A Yogi's Secret To Thriving During Motherhood
As a mother of twin 4-year-old boys, I have been through my fair share of challenges. I credit my sanity solely to my yoga practice.
Here are four lessons yoga has helped me embrace my challenges as a mother:
Lesson 1: Start with the foundation
A yoga pose is adjusted from the ground up. We always want to start with the foundation! If the feet aren't aligned where they should be, the benefits of the pose are compromised.
The same sentiment speaks true as a mother. We want to start with the foundation —the basics — sleep and diet. A solid sleep schedule is what keeps your child happy and you partially sane. Try adjusting the schedule so everybody in the house can benefit from a happy, rested child.
What if your child doesn't like bed time? Think about how you are approaching it. I didn't like Warrior I for a while, and I would approach this "basic" posture with immediate resistance.
How am I supposed to anchor my tailbone, square my hips and get that inward rotation of the back leg? But with consistency and a change in my attitude, my despise for Warrior I resided. With consistency and a softened, calm approach to bedtime, your child will eventually come around.

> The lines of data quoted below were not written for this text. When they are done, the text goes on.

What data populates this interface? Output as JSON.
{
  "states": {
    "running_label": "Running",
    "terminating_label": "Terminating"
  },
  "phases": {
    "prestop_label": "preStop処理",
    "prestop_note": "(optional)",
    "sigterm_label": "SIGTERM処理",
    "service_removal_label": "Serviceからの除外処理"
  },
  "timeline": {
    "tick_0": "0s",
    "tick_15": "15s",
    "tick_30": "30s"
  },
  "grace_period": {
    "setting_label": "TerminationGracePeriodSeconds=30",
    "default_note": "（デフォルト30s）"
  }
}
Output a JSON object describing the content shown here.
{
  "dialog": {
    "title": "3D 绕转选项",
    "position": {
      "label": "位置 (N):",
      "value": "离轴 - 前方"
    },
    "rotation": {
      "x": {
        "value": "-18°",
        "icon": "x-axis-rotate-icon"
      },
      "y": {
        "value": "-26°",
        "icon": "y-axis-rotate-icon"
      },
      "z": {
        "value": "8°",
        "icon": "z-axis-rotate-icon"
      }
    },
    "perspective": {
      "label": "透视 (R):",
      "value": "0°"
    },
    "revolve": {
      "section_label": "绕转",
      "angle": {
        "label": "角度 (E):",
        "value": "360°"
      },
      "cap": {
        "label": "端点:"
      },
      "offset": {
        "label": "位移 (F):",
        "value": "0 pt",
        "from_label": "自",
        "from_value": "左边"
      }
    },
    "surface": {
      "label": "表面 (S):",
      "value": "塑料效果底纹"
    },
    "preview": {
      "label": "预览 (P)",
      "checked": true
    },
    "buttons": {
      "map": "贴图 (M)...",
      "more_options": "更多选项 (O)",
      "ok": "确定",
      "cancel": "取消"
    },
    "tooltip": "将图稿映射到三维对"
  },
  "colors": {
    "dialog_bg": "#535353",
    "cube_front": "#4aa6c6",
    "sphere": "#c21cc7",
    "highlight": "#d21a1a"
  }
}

As for diet, we've all witnessed the Jekyll and Hyde affect sugar and processed food has on children. Find healthy alternatives and make the children think they are getting a special treat. Better yet, have them help you make it! The process of making the treat themselves, creates a whole new level of appreciation. Scan through Pinterest and let them pick their special treat for the week. Maybe it's anything from chocolate date balls to homemade peanut butter or granola. They will be sure to love it!
Lesson 2: Pranayama
Breathing plays an integral part in anyone's yoga practice. I can increase energy and clear the funk with Pranayama, aka "guidance of breath."Pranayama is a yoga term meaning "control of the breath." Prana represents life force and energy, while yama represents the ability to control and lengthen that breath and/or energy. Though it's often associated with rapid breathing, Pranayama is all about control of the breath.
And with Ujjayi breathing — a well-known practice of Pranayama in yoga — we burn toxins, create heat and draw our focus to the present. Take these tools off the mat, and next time your child is crying hysterically, guide them to slow down their inhales and exhales. Then you are able to reason with them. If you're patience is running thin, the same lesson applies. Put your child and yourself in a time out, and focus on lengthening your inhalations and exhalations.
Lesson 3: Embrace modifications
Our bodies are different every day, which means that there are some days when we won't look, feel or perform at our best. Remember the modifications given to you in your yoga class? Whether it's lowering to your knees in Chaturanaga, using the block in Triangle, or resting in Child's Pose — you are guided to listen to your body and modify to create the best outcome.
If I overextend myself in a yoga class, I leave feeling depleted rather than refreshed. Same goes for motherhood! Discipline yourself and modify or even back off when you need to. What works today may not work next week. Every child is different and they are ever-changing. The discipline needs to change with the child. In terms of schedule, don't be afraid to deviate when necessary. Know that it is OK to budge every now and then for a special event.
Lesson 4: Accepting the process
"Practice and all is coming." -Pattabhi Jois
The beauty about yoga is that there is alway room for improvement. Never get discouraged in yourself — know that it is a process, and allow that process to unfold on its own time. A mother has to be "on" ALL of the time, so don't beat yourself up if you lose your cool every now and then. You are human! Know that every day is an opportunity to go one step beyond the past. Look at those obstacles as opportunities to grow.